Just as a general question, you started with seven people that came to that very first meeting?


Members of Hills Voluntary Aid Detachment with special award 1979

What did the membership come to at its peak?

At its peak we had ninety including members and associates but it more or less tapered down to about sixty for a long time. Then the last years it went from twenty five to about…..

Eileen: Thirty five was about and then as you say it started… Women went back to work and there were transfers and things like that. To get young people to come in and learn first aid and do first aid duties very, very difficult.
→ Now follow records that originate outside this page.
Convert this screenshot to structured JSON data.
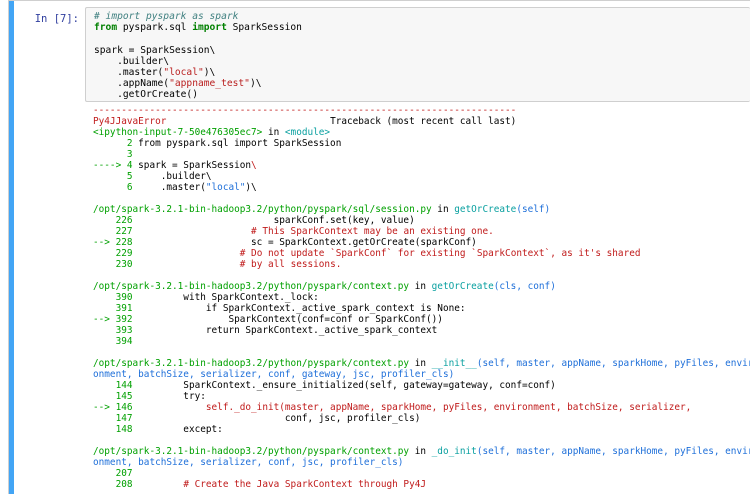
{
  "cell": {
    "prompt": "In [7]:"
  },
  "input_lines": [
    [
      {
        "t": "# import pyspark as spark",
        "c": "cm"
      }
    ],
    [
      {
        "t": "from",
        "c": "kw"
      },
      {
        "t": " pyspark.sql ",
        "c": ""
      },
      {
        "t": "import",
        "c": "kw"
      },
      {
        "t": " SparkSession",
        "c": ""
      }
    ],
    [
      {
        "t": "",
        "c": ""
      }
    ],
    [
      {
        "t": "spark = SparkSession\\",
        "c": ""
      }
    ],
    [
      {
        "t": "    .builder\\",
        "c": ""
      }
    ],
    [
      {
        "t": "    .master(",
        "c": ""
      },
      {
        "t": "\"local\"",
        "c": "st"
      },
      {
        "t": ")\\",
        "c": ""
      }
    ],
    [
      {
        "t": "    .appName(",
        "c": ""
      },
      {
        "t": "\"appname_test\"",
        "c": "st"
      },
      {
        "t": ")\\",
        "c": ""
      }
    ],
    [
      {
        "t": "    .getOrCreate()",
        "c": ""
      }
    ]
  ],
  "output_lines": [
    [
      {
        "t": "---------------------------------------------------------------------------",
        "c": "red"
      }
    ],
    [
      {
        "t": "Py4JJavaError                             ",
        "c": "red"
      },
      {
        "t": "Traceback (most recent call last)",
        "c": ""
      }
    ],
    [
      {
        "t": "<ipython-input-7-50e476305ec7>",
        "c": "grn"
      },
      {
        "t": " in ",
        "c": ""
      },
      {
        "t": "<module>",
        "c": "cyn"
      }
    ],
    [
      {
        "t": "      2 ",
        "c": "grn"
      },
      {
        "t": "from pyspark.sql import SparkSession",
        "c": ""
      }
    ],
    [
      {
        "t": "      3 ",
        "c": "grn"
      }
    ],
    [
      {
        "t": "----> 4 ",
        "c": "grn"
      },
      {
        "t": "spark = SparkSession",
        "c": ""
      },
      {
        "t": "\\",
        "c": "red"
      }
    ],
    [
      {
        "t": "      5 ",
        "c": "grn"
      },
      {
        "t": "    .builder\\",
        "c": ""
      }
    ],
    [
      {
        "t": "      6 ",
        "c": "grn"
      },
      {
        "t": "    .master(",
        "c": ""
      },
      {
        "t": "\"local\"",
        "c": "blu"
      },
      {
        "t": ")\\",
        "c": ""
      }
    ],
    [],
    [
      {
        "t": "/opt/spark-3.2.1-bin-hadoop3.2/python/pyspark/sql/session.py",
        "c": "grn"
      },
      {
        "t": " in ",
        "c": ""
      },
      {
        "t": "getOrCreate",
        "c": "cyn"
      },
      {
        "t": "(self)",
        "c": "blu"
      }
    ],
    [
      {
        "t": "    226 ",
        "c": "grn"
      },
      {
        "t": "                        sparkConf.set(key, value)",
        "c": ""
      }
    ],
    [
      {
        "t": "    227 ",
        "c": "grn"
      },
      {
        "t": "                    ",
        "c": ""
      },
      {
        "t": "# This SparkContext may be an existing one.",
        "c": "red"
      }
    ],
    [
      {
        "t": "--> 228 ",
        "c": "grn"
      },
      {
        "t": "                    sc = SparkContext.getOrCreate(sparkConf)",
        "c": ""
      }
    ],
    [
      {
        "t": "    229 ",
        "c": "grn"
      },
      {
        "t": "                  ",
        "c": ""
      },
      {
        "t": "# Do not update `SparkConf` for existing `SparkContext`, as it's shared",
        "c": "red"
      }
    ],
    [
      {
        "t": "    230 ",
        "c": "grn"
      },
      {
        "t": "                  ",
        "c": ""
      },
      {
        "t": "# by all sessions.",
        "c": "red"
      }
    ],
    [],
    [
      {
        "t": "/opt/spark-3.2.1-bin-hadoop3.2/python/pyspark/context.py",
        "c": "grn"
      },
      {
        "t": " in ",
        "c": ""
      },
      {
        "t": "getOrCreate",
        "c": "cyn"
      },
      {
        "t": "(cls, conf)",
        "c": "blu"
      }
    ],
    [
      {
        "t": "    390 ",
        "c": "grn"
      },
      {
        "t": "        with SparkContext._lock:",
        "c": ""
      }
    ],
    [
      {
        "t": "    391 ",
        "c": "grn"
      },
      {
        "t": "            if SparkContext._active_spark_context is None:",
        "c": ""
      }
    ],
    [
      {
        "t": "--> 392 ",
        "c": "grn"
      },
      {
        "t": "                SparkContext(conf=conf or SparkConf())",
        "c": ""
      }
    ],
    [
      {
        "t": "    393 ",
        "c": "grn"
      },
      {
        "t": "            return SparkContext._active_spark_context",
        "c": ""
      }
    ],
    [
      {
        "t": "    394 ",
        "c": "grn"
      }
    ],
    [],
    [
      {
        "t": "/opt/spark-3.2.1-bin-hadoop3.2/python/pyspark/context.py",
        "c": "grn"
      },
      {
        "t": " in ",
        "c": ""
      },
      {
        "t": "__init__",
        "c": "cyn"
      },
      {
        "t": "(self, master, appName, sparkHome, pyFiles, envir",
        "c": "blu"
      }
    ],
    [
      {
        "t": "onment, batchSize, serializer, conf, gateway, jsc, profiler_cls)",
        "c": "blu"
      }
    ],
    [
      {
        "t": "    144 ",
        "c": "grn"
      },
      {
        "t": "        SparkContext._ensure_initialized(self, gateway=gateway, conf=conf)",
        "c": ""
      }
    ],
    [
      {
        "t": "    145 ",
        "c": "grn"
      },
      {
        "t": "        try:",
        "c": ""
      }
    ],
    [
      {
        "t": "--> 146 ",
        "c": "grn"
      },
      {
        "t": "            self._do_init(master, appName, sparkHome, pyFiles, environment, batchSize, serializer,",
        "c": "red"
      }
    ],
    [
      {
        "t": "    147 ",
        "c": "grn"
      },
      {
        "t": "                          conf, jsc, profiler_cls)",
        "c": ""
      }
    ],
    [
      {
        "t": "    148 ",
        "c": "grn"
      },
      {
        "t": "        except:",
        "c": ""
      }
    ],
    [],
    [
      {
        "t": "/opt/spark-3.2.1-bin-hadoop3.2/python/pyspark/context.py",
        "c": "grn"
      },
      {
        "t": " in ",
        "c": ""
      },
      {
        "t": "_do_init",
        "c": "cyn"
      },
      {
        "t": "(self, master, appName, sparkHome, pyFiles, envir",
        "c": "blu"
      }
    ],
    [
      {
        "t": "onment, batchSize, serializer, conf, jsc, profiler_cls)",
        "c": "blu"
      }
    ],
    [
      {
        "t": "    207 ",
        "c": "grn"
      }
    ],
    [
      {
        "t": "    208 ",
        "c": "grn"
      },
      {
        "t": "        ",
        "c": ""
      },
      {
        "t": "# Create the Java SparkContext through Py4J",
        "c": "red"
      }
    ]
  ]
}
Edithe: And of course you see the other thing that we had to do. We all had to train up ourselves to be instructors. We had to do every course that came along. Not only do that you then had to do the training to be an instructor. So you could train your own people. I used to love first aid, I used to love teaching.

Eileen: So did I
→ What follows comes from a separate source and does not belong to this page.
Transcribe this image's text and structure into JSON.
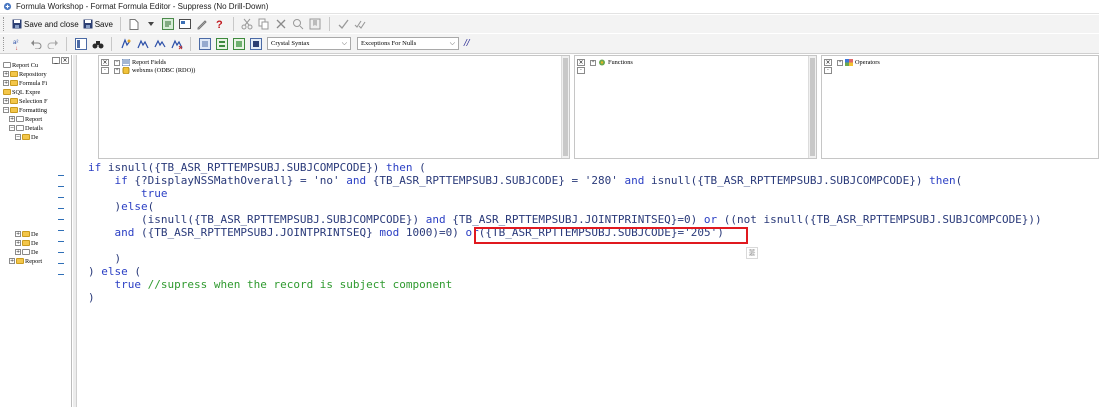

Edithe: Eileen was good too. I used to like to demonstrate at first aid classes. But what was so funny most of the things in the first aid book I’ve had go wrong my self. It was always the thing in the class they’d say “oh she wouldn’t have had this one”. I can remember the one we came to one night and they said “oh we were doing venomous spider bites and they said “oh this is one that she won’t have had this one” and I said “want to bet, I’ve been bitten by a Red back” I had to go through all the thing and tell them. But these were the things that I think what we tried to do and why we were so successful with our teaching. Because I mean I’d been to many boring classes I can tell you over the years. We used to try to make it come alive for them. We used to demonstrate, we used to get them involved. If you can tell a few funny stories along the way. I mean I can’t help that, I can’t just be straight laced you know I’m not like that. If you can make it interesting you’ll bring them. Half the time we’d get people so interested that that want to come and join the VA’S. We’d teach the public and they’d say “well if you have this much fun we’re coming to join you”. That’s what we wanted and that’s how we recruited.

Eileen: Most of our members came from first aid courses.

Edithe: So it was good I mean it was just the way we acted. We were a good group.

Well that’s wonderful. I think I’ve got enough material now. I’m running out of questions. Is there anything you want to add as a final comment anyone?

Eileen: Oh yes I’d just like to remember that we won the shield a couple of times for Red Cross Calling, our door knock appeal. We were hard working especially in the Detachment. Yes a couple of times we won cups. First aid cups.

Edithe: Efficiency

Eileen: Oh yes we were good in our day.

Thank you both very much for the interview.